TASK STATEMENT
Each line below containing the word "value" needs to be shown.

(EXERCISE DATA begins)

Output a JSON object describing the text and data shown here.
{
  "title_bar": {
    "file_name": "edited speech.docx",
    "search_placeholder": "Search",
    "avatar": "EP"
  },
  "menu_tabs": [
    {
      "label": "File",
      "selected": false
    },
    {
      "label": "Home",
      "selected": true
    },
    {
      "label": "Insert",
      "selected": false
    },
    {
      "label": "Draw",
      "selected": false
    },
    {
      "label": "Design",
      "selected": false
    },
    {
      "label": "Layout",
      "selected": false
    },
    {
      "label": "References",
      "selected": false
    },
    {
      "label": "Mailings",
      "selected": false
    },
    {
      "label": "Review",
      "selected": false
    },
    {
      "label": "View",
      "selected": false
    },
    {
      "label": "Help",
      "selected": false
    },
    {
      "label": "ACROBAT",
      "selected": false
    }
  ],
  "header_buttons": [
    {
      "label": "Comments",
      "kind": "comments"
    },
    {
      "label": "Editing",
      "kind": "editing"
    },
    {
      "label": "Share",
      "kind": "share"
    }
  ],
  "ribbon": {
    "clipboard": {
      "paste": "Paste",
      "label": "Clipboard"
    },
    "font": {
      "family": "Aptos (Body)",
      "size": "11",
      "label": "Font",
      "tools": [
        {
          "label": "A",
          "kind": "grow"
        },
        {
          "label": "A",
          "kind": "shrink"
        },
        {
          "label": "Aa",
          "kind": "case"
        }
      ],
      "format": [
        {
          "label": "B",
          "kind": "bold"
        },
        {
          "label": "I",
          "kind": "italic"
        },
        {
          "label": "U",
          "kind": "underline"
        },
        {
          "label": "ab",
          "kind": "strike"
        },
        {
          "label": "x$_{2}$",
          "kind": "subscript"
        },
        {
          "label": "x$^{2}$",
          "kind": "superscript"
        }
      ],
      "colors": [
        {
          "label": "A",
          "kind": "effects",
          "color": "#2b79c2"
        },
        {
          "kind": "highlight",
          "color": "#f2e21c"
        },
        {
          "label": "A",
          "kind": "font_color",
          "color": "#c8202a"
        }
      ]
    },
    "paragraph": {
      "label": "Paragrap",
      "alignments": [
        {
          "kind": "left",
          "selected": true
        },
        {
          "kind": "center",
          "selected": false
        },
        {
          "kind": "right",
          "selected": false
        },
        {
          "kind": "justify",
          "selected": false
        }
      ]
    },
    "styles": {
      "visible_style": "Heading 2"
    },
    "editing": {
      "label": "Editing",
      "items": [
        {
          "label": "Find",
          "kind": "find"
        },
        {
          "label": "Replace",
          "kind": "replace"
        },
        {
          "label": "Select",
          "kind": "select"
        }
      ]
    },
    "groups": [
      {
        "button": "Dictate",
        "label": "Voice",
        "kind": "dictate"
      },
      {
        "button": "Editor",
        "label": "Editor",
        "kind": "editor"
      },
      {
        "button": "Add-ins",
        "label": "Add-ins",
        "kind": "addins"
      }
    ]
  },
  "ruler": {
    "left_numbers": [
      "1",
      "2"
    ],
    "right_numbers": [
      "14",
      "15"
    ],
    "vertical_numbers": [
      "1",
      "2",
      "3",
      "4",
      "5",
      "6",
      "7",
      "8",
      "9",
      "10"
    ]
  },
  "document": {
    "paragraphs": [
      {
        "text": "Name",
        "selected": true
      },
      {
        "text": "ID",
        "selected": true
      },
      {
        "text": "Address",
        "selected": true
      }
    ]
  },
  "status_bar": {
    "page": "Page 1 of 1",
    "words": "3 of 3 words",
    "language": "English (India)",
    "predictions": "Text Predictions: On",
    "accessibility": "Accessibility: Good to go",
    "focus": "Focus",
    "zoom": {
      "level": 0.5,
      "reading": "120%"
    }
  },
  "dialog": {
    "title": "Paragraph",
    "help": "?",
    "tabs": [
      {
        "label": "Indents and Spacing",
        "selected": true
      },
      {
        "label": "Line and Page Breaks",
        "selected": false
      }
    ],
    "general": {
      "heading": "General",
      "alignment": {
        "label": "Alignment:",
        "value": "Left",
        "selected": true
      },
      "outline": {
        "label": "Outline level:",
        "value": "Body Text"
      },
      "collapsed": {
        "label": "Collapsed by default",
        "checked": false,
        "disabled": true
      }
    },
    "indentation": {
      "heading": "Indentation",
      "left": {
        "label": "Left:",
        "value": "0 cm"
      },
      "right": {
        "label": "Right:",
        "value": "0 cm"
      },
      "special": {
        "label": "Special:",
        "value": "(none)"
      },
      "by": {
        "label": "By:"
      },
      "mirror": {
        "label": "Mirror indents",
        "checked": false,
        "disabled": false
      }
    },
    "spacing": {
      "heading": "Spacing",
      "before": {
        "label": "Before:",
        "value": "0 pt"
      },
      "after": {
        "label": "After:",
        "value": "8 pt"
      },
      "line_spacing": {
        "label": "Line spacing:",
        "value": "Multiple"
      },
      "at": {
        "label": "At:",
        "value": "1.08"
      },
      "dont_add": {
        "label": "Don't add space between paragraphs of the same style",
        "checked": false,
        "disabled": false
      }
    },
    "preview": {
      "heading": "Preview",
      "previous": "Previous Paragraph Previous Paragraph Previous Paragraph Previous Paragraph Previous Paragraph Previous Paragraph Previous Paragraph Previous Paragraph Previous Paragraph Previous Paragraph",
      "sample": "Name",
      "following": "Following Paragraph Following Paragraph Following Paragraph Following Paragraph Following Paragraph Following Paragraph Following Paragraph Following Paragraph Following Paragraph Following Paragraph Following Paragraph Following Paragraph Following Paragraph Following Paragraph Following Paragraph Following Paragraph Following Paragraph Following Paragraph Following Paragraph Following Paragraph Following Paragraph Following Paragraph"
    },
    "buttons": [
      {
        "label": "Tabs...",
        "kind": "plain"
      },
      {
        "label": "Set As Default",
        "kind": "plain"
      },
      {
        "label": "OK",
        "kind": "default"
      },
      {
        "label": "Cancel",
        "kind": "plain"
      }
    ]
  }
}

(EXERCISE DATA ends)

WORKED SOLUTION
        "value": "Left",
        "value": "Body Text"
        "value": "0 cm"
        "value": "0 cm"
        "value": "(none)"
        "value": "0 pt"
        "value": "8 pt"
        "value": "Multiple"
        "value": "1.08"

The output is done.